“We are not against a vaccine mandate, though there are some real challenges in how you would implement one in home care while also addressing the needs of the tens of thousands of vulnerable seniors and people with disability who entirely rely on home care workers to live independently in their own homes,” Glickman added in an emailed statement.
Inslee’s vaccine mandate has applied to other workforces represented by politically active unions, including the state teachers union.
Maxford Nelsen, director of labor policy for the Freedom Foundation, a conservative Olympia-based think tank that opposes Inslee’s broad vaccination mandate and other COVID-19 restrictions, questioned the consistency of Inslee’s order. He noted that the mandate does apply, for example, to aides in adult family homes, which serve up to six non-related people in a residential setting.
“Either the vaccine mandates are about public health and that’s all that matters, or they’re not,” said Nelsen, whose organization has filed a records request with the governor’s office related to the exemption and its discussions with the union.
While SEIU 775 says most of its members have been getting vaccinated, a minority remain resistant.
Samone Nutall, who lives in Lakewood, is an individual provider for her mother, a stroke survivor, and receives payments from her mother and the state. Her mother is vaccinated, but Nutall, citing religious reasons, says she won’t get a COVID-19 shot. She’s worried what would happen if the state were to require vaccines for individual providers, and what that would mean for her mother’s care.
“I’m still going to help my mom if they pay me or not,” Nutall said. “I refuse to let her go to a nursing home, I refuse to let her live her years alone and scared and wondering who is going to care for her.”
State and national home care industry groups have pushed for vaccinations among their members, but without advocating a requirement. The National Association for Home Care & Hospice said it believes every provider “must decide for itself how best to serve the interests of its patients, while respecting the sensitivities of its employees.”
Anita Wahler pays for one person to help care for her mother, who is in her 90s, for a few hours a few times a week in their Pierce County home. She would like to hire another home-care worker for more help, but she’s worried that finding another vaccinated caregiver would be difficult, and bringing in a non-vaccinated worker could be even worse.
“I haven’t even tried,” Wahler said. “I don’t feel safe even trying. I can’t face having a decision of mine being the thing that kills my mom. There’s no way an unvaccinated person should be working with highly vulnerable populations.”
Some agencies have opted to add their own requirements. Vaccinations are a condition of employment at SYNERGY HomeCare in Seattle, owner Rich Fitzgibbon said.
“I can’t allow my employees ‘freedom’ if it places clients at risk,” he said in an email.
Dexter Borbe, who owns Interim Healthcare of Bellevue, favors a COVID-19 vaccine requirement for home-care workers, but has so far only highly encouraged vaccines among the company’s roster. He said he consulted with his insurance company, which told him Interim Healthcare wouldn’t be covered if someone had an adverse side effect from getting the shot.
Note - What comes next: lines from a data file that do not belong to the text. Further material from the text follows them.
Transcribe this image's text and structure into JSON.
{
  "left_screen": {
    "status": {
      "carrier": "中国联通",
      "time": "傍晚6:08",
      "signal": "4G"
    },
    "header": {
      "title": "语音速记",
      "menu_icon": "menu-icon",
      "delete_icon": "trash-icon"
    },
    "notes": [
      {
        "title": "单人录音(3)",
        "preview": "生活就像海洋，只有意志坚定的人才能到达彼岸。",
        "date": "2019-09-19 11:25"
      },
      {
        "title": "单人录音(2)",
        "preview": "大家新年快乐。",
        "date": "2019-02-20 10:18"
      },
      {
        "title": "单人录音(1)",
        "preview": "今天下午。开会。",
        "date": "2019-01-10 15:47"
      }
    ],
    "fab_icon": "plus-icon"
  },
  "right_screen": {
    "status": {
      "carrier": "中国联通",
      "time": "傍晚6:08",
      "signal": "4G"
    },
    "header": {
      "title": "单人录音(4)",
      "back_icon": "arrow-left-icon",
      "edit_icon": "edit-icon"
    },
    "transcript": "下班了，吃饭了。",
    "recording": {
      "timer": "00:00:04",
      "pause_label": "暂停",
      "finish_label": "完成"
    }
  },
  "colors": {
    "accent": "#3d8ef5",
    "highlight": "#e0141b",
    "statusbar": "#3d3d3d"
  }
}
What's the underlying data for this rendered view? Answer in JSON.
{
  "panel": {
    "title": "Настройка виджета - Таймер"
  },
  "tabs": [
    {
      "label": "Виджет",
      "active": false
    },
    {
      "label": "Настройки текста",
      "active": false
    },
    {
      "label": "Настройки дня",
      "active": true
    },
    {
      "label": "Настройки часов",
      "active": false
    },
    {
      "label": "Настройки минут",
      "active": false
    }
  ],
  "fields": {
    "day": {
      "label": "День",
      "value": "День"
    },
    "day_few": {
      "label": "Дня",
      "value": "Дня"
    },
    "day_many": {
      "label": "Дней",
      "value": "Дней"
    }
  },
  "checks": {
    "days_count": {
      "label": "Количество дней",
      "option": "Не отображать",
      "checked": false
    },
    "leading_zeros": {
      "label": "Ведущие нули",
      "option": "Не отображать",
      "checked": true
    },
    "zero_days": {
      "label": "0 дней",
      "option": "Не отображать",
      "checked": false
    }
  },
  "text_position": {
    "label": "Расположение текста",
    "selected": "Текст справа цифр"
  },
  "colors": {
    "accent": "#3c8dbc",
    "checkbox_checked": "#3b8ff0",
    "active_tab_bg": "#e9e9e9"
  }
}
Clients, however, can ask for and then be assigned only vaccinated caregivers, Borbe said. He noticed an uptick in requests starting in April, as vaccines became readily available.
“It’s created a bit of pressure internally,” he said. “If you aren’t vaccinated, the jobs available to you are going to be very limited.”
Alyssa Evans, a home care aide in Concrete, Skagit County, works through an agency that doesn’t require vaccinations. But she chose to get vaccinated soon after she qualified this year. Not all caregivers have the option of working in just one home, and some go from household to household to household, she said.
Not being vaccinated, she added, “is just as ridiculous as walking into the ER without a mask on and saying, ‘Hey, here I am,’ and sneezing on people.”